------ Dataset ------

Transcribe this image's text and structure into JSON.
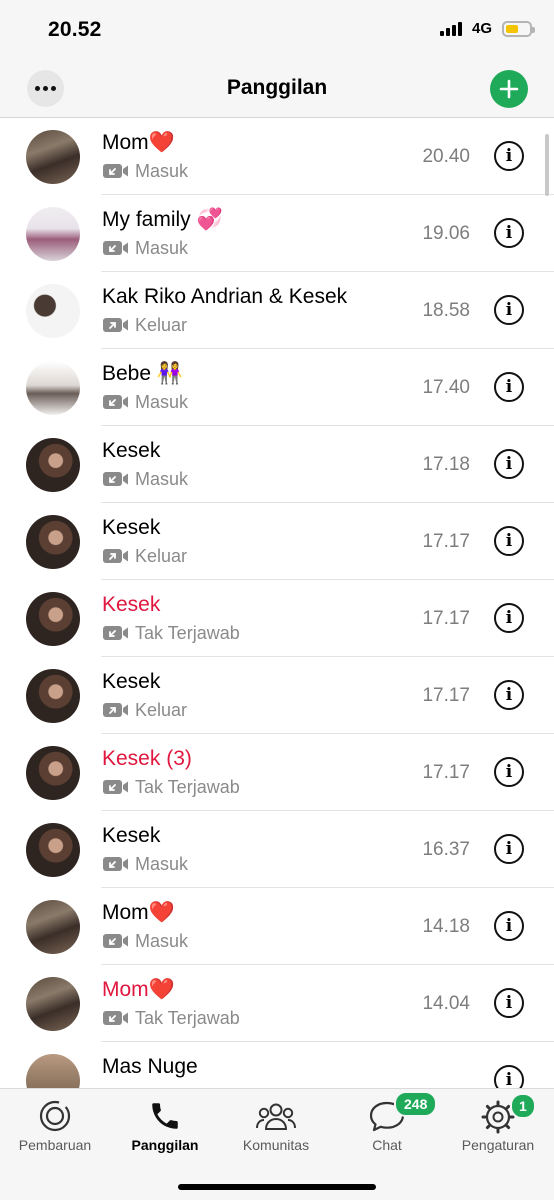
{
  "status_bar": {
    "time": "20.52",
    "network": "4G"
  },
  "nav": {
    "title": "Panggilan",
    "more_icon": "ellipsis-icon",
    "add_icon": "plus-icon",
    "accent": "#1faa59"
  },
  "calls": [
    {
      "name": "Mom❤️",
      "type": "Masuk",
      "direction": "incoming",
      "missed": false,
      "time": "20.40"
    },
    {
      "name": "My family 💞",
      "type": "Masuk",
      "direction": "incoming",
      "missed": false,
      "time": "19.06"
    },
    {
      "name": "Kak Riko Andrian & Kesek",
      "type": "Keluar",
      "direction": "outgoing",
      "missed": false,
      "time": "18.58"
    },
    {
      "name": "Bebe 👭",
      "type": "Masuk",
      "direction": "incoming",
      "missed": false,
      "time": "17.40"
    },
    {
      "name": "Kesek",
      "type": "Masuk",
      "direction": "incoming",
      "missed": false,
      "time": "17.18"
    },
    {
      "name": "Kesek",
      "type": "Keluar",
      "direction": "outgoing",
      "missed": false,
      "time": "17.17"
    },
    {
      "name": "Kesek",
      "type": "Tak Terjawab",
      "direction": "incoming",
      "missed": true,
      "time": "17.17"
    },
    {
      "name": "Kesek",
      "type": "Keluar",
      "direction": "outgoing",
      "missed": false,
      "time": "17.17"
    },
    {
      "name": "Kesek  (3)",
      "type": "Tak Terjawab",
      "direction": "incoming",
      "missed": true,
      "time": "17.17"
    },
    {
      "name": "Kesek",
      "type": "Masuk",
      "direction": "incoming",
      "missed": false,
      "time": "16.37"
    },
    {
      "name": "Mom❤️",
      "type": "Masuk",
      "direction": "incoming",
      "missed": false,
      "time": "14.18"
    },
    {
      "name": "Mom❤️",
      "type": "Tak Terjawab",
      "direction": "incoming",
      "missed": true,
      "time": "14.04"
    },
    {
      "name": "Mas Nuge",
      "type": "",
      "direction": "incoming",
      "missed": false,
      "time": ""
    }
  ],
  "colors": {
    "missed": "#e0173f",
    "secondary": "#8a8a8a"
  },
  "tabs": [
    {
      "label": "Pembaruan",
      "icon": "updates-icon",
      "active": false
    },
    {
      "label": "Panggilan",
      "icon": "phone-icon",
      "active": true
    },
    {
      "label": "Komunitas",
      "icon": "communities-icon",
      "active": false
    },
    {
      "label": "Chat",
      "icon": "chat-icon",
      "active": false,
      "badge": "248"
    },
    {
      "label": "Pengaturan",
      "icon": "settings-icon",
      "active": false,
      "badge": "1"
    }
  ]
}
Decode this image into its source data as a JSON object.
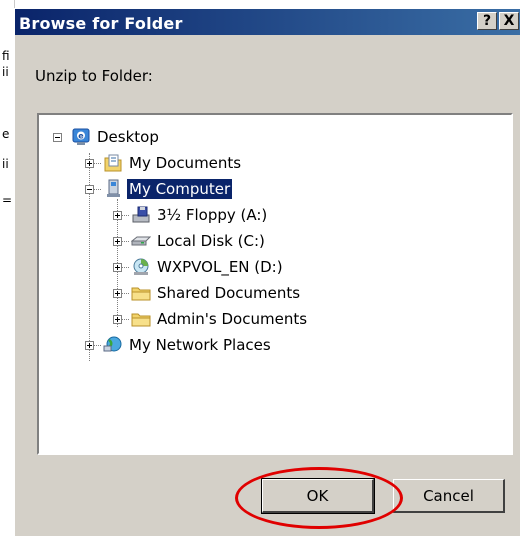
{
  "dialog": {
    "title": "Browse for Folder",
    "help_label": "?",
    "close_label": "X",
    "prompt": "Unzip to Folder:",
    "ok_label": "OK",
    "cancel_label": "Cancel"
  },
  "background_glyphs": [
    "fi",
    "ii",
    "e",
    "ii",
    "="
  ],
  "tree": {
    "items": [
      {
        "label": "Desktop",
        "icon": "desktop-icon",
        "level": 0,
        "expander": "minus"
      },
      {
        "label": "My Documents",
        "icon": "documents-folder-icon",
        "level": 1,
        "expander": "plus"
      },
      {
        "label": "My Computer",
        "icon": "computer-icon",
        "level": 1,
        "expander": "minus",
        "selected": true
      },
      {
        "label": "3½ Floppy (A:)",
        "icon": "floppy-drive-icon",
        "level": 2,
        "expander": "plus"
      },
      {
        "label": "Local Disk (C:)",
        "icon": "hard-disk-icon",
        "level": 2,
        "expander": "plus"
      },
      {
        "label": "WXPVOL_EN (D:)",
        "icon": "cd-drive-icon",
        "level": 2,
        "expander": "plus"
      },
      {
        "label": "Shared Documents",
        "icon": "folder-icon",
        "level": 2,
        "expander": "plus"
      },
      {
        "label": "Admin's Documents",
        "icon": "folder-icon",
        "level": 2,
        "expander": "plus"
      },
      {
        "label": "My Network Places",
        "icon": "network-places-icon",
        "level": 1,
        "expander": "plus"
      }
    ]
  },
  "colors": {
    "titlebar_start": "#0a246a",
    "titlebar_end": "#3a6ea5",
    "dialog_face": "#d4d0c8",
    "selection": "#0a246a",
    "annotation": "#e00000"
  }
}
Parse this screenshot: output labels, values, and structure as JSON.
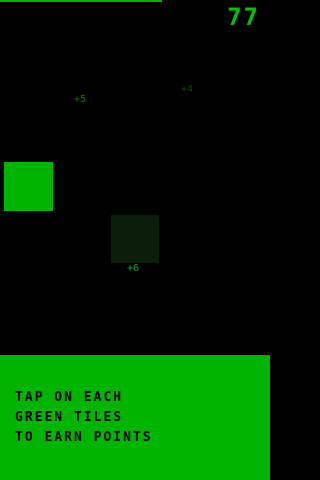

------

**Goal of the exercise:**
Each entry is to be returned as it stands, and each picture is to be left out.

**Output of the exercise:**
Transcribe this image's text and structure into JSON.
{
  "status_bar": {
    "time": "20.52",
    "network": "4G"
  },
  "nav": {
    "title": "Panggilan",
    "more_icon": "ellipsis-icon",
    "add_icon": "plus-icon",
    "accent": "#1faa59"
  },
  "calls": [
    {
      "name": "Mom❤️",
      "type": "Masuk",
      "direction": "incoming",
      "missed": false,
      "time": "20.40"
    },
    {
      "name": "My family 💞",
      "type": "Masuk",
      "direction": "incoming",
      "missed": false,
      "time": "19.06"
    },
    {
      "name": "Kak Riko Andrian & Kesek",
      "type": "Keluar",
      "direction": "outgoing",
      "missed": false,
      "time": "18.58"
    },
    {
      "name": "Bebe 👭",
      "type": "Masuk",
      "direction": "incoming",
      "missed": false,
      "time": "17.40"
    },
    {
      "name": "Kesek",
      "type": "Masuk",
      "direction": "incoming",
      "missed": false,
      "time": "17.18"
    },
    {
      "name": "Kesek",
      "type": "Keluar",
      "direction": "outgoing",
      "missed": false,
      "time": "17.17"
    },
    {
      "name": "Kesek",
      "type": "Tak Terjawab",
      "direction": "incoming",
      "missed": true,
      "time": "17.17"
    },
    {
      "name": "Kesek",
      "type": "Keluar",
      "direction": "outgoing",
      "missed": false,
      "time": "17.17"
    },
    {
      "name": "Kesek  (3)",
      "type": "Tak Terjawab",
      "direction": "incoming",
      "missed": true,
      "time": "17.17"
    },
    {
      "name": "Kesek",
      "type": "Masuk",
      "direction": "incoming",
      "missed": false,
      "time": "16.37"
    },
    {
      "name": "Mom❤️",
      "type": "Masuk",
      "direction": "incoming",
      "missed": false,
      "time": "14.18"
    },
    {
      "name": "Mom❤️",
      "type": "Tak Terjawab",
      "direction": "incoming",
      "missed": true,
      "time": "14.04"
    },
    {
      "name": "Mas Nuge",
      "type": "",
      "direction": "incoming",
      "missed": false,
      "time": ""
    }
  ],
  "colors": {
    "missed": "#e0173f",
    "secondary": "#8a8a8a"
  },
  "tabs": [
    {
      "label": "Pembaruan",
      "icon": "updates-icon",
      "active": false
    },
    {
      "label": "Panggilan",
      "icon": "phone-icon",
      "active": true
    },
    {
      "label": "Komunitas",
      "icon": "communities-icon",
      "active": false
    },
    {
      "label": "Chat",
      "icon": "chat-icon",
      "active": false,
      "badge": "248"
    },
    {
      "label": "Pengaturan",
      "icon": "settings-icon",
      "active": false,
      "badge": "1"
    }
  ]
}
Decode this image into its source data as a JSON object.
{
  "dialog": {
    "title": "Browse for Folder",
    "help_label": "?",
    "close_label": "X",
    "prompt": "Unzip to Folder:",
    "ok_label": "OK",
    "cancel_label": "Cancel"
  },
  "background_glyphs": [
    "fi",
    "ii",
    "e",
    "ii",
    "="
  ],
  "tree": {
    "items": [
      {
        "label": "Desktop",
        "icon": "desktop-icon",
        "level": 0,
        "expander": "minus"
      },
      {
        "label": "My Documents",
        "icon": "documents-folder-icon",
        "level": 1,
        "expander": "plus"
      },
      {
        "label": "My Computer",
        "icon": "computer-icon",
        "level": 1,
        "expander": "minus",
        "selected": true
      },
      {
        "label": "3½ Floppy (A:)",
        "icon": "floppy-drive-icon",
        "level": 2,
        "expander": "plus"
      },
      {
        "label": "Local Disk (C:)",
        "icon": "hard-disk-icon",
        "level": 2,
        "expander": "plus"
      },
      {
        "label": "WXPVOL_EN (D:)",
        "icon": "cd-drive-icon",
        "level": 2,
        "expander": "plus"
      },
      {
        "label": "Shared Documents",
        "icon": "folder-icon",
        "level": 2,
        "expander": "plus"
      },
      {
        "label": "Admin's Documents",
        "icon": "folder-icon",
        "level": 2,
        "expander": "plus"
      },
      {
        "label": "My Network Places",
        "icon": "network-places-icon",
        "level": 1,
        "expander": "plus"
      }
    ]
  },
  "colors": {
    "titlebar_start": "#0a246a",
    "titlebar_end": "#3a6ea5",
    "dialog_face": "#d4d0c8",
    "selection": "#0a246a",
    "annotation": "#e00000"
  }
}
Parse this screenshot: output labels, values, and structure as JSON.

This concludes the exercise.